by Datechguy | September 27th, 2012
I’ve written a lot about the skew in the polls but today in the hot air green room Matt Vespa in the process of debunking Chris “The sky is falling for the GOP” Cilliza brings up a point that almost nobody is talking about:
This leads us to the next poll: the direction of the country. What “jolt of optimism” is Cillizza talking about? Rasmussen has 36% of Americans believing the nation is on the right track.
Now while we give our friends on the left a few minutes to scream how: “Rasmussen can’t be trusted” business lets take a look at the overall numbers in this poll since Jan 2009 the month Barack Obama Took office:
When you look at that chart remember this is an AVERAGE of every single polls that is measured not a single poll that skews one way or the other.
Right now the MSM is running a ton of polls with huge Democrat skews yet take a look at the results at the end of the chart for today:
56.3 vs 37.6 Wrong track over right track that’s a spread of 18.7 and consider this: The CBS/NYT poll and the NBC/WSJ poll, the two polls that are the most skewed have a wrong track/right track numbers of -19 & -16 respectively.
Think about that: Even with a sample that couldn’t favor Obama more if they were paid employees of the white house they can’t even get a gap of less that 10 pts let alone a favorable number.
More importantly consider the historical perspective:
You have to go to June 13th 2009 to find a day during the last 4 years where the right track/wrong track numbers were equal.
On Jan 20th 2010 the national spread was 56.9 to 36.6 just 2.4 off today’s number yet the day before Massachusetts, a state that nobody contends is a state where the president has a chance of losing in 2012 elected a Republican senator to replace the late Ted Kennedy.

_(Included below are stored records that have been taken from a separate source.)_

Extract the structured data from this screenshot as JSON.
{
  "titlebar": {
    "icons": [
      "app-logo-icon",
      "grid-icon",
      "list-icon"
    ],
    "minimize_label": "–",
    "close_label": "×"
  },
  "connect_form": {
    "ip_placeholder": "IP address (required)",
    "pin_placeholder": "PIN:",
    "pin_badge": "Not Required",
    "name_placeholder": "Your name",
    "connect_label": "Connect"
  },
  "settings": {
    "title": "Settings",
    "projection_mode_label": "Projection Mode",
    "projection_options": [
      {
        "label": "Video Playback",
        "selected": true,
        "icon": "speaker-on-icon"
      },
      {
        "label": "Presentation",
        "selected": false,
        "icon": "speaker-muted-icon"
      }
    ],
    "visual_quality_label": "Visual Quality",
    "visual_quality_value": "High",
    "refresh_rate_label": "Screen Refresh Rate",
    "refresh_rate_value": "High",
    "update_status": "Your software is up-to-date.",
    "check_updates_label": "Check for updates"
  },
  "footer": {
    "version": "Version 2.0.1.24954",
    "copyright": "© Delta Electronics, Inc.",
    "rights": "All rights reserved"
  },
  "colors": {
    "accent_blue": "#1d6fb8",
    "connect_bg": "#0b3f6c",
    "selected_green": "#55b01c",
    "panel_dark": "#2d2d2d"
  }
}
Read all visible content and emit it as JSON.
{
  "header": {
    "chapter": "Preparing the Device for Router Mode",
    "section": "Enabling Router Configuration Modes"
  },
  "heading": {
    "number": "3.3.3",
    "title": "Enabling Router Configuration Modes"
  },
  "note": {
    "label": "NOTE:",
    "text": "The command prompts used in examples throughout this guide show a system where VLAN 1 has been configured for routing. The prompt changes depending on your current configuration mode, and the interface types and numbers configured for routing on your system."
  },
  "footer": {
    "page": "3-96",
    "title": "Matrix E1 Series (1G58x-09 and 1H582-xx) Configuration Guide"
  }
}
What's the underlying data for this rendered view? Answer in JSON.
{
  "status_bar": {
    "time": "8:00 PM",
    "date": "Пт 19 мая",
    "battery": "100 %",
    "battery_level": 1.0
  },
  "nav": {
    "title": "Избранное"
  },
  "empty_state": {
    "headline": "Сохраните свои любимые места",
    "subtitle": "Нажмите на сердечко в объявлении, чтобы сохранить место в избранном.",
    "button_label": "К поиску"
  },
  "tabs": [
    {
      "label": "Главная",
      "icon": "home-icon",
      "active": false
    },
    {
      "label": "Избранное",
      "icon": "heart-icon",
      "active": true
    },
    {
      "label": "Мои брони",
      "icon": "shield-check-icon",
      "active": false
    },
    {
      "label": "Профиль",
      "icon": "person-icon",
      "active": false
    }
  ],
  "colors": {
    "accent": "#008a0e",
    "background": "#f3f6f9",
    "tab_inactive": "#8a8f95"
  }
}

On Election day 2010 the spread of 63.8 to 31.2 A 32.6 points gap, just under double what it is today and the GOP won nationwide in an election so historic it reached into statehouses all over the country.
On September 13th 2011 the spread was 73.6 to 20.8 a gap of 52.8 and for the first time since Woodrow Wilson was president a republican won an election in the 9th district of NY right in the heart of New York City.
What does that mean for today?
On Election day 2012, It is unlikely the right direction/ wrong direction spread will be 52.8. That suggest Mitt Romney isn’t going to manage to win the State of New York.
On Election day 2012 It is unlikely the right/wrong spread will be 32.6. That suggests Mitt Romney isn’t going to manage a victory of historic proportions all over the country.
But with just over 40 days to the election with polls so skewed it’s a wonder the computers they are tabulated on don’t tip over the right/wrong track is 18.7 pretty close to the numbers on the Day Scott Brown was first elected, does that mean Mitt is going to do well enough to take a state as blue as Massachusetts?
I think not, but unfortunately for the left, he doesn’t have to take Massachusetts, or New York or any other deep blue state. He has to take the states in the middle, the ones that once voted for the GOP but went to Obama in the heady days of Nov 2008 for the left.
And a with a right track / wrong track number of 18.7 that’s not only doable that’s practically inevitable.
I’m sure there are people who might not like Mitt Romney, I’m sure there are those who don’t like he is a Mormon, those who don’t like he is rich and those who think he’s kind of stiff.
But unless you live in the land of deep blue delusion nobody in their right mind would suggest he is unqualified to be president.
This election isn’t going to be about: “Do I like Mitt Romney?” This election isn’t even going to be about “Has Barack Obama done a good job” the polling shows the verdict is already in on it.
The people are dying to vote against Barack Obama, all Mitt Romney has to do is convince them he can do the job, because Barack Obama has already convinced them he can’t.
Update: VDH notes how few votes it would have taken to make 1980 a Carter victory
In other words, until the very last week of the campaign, Reagan had an uphill fight. True, he eventually won a landslide victory in the Electoral College (489 to 49) and beat Carter handily in the popular vote. Yet Reagan only received a 51-percent majority.
What had saved Reagan from a perfect storm of negative factors — gaffes, additional conservative candidates on the ballot, a single debate, and a biased media — was not just the debate. Voter turnout was relatively low at only 53 percent. If Reagan’s conservative base was united and energized, Carter’s proved divided and indifferent.
Mitt doesn’t have a John Anderson but he also doesn’t have Reagan’s charisma, his conclusion:
The winner probably won’t be decided by old video clips, gaffes, or even campaign money, but by turnout and the October debates — depending on whether incumbent Obama comes across as a petulant Carter and challenger Romney appears an upbeat Reagan. As in 1980, voters want a better president — but they first have to be assured he’s on the ballot.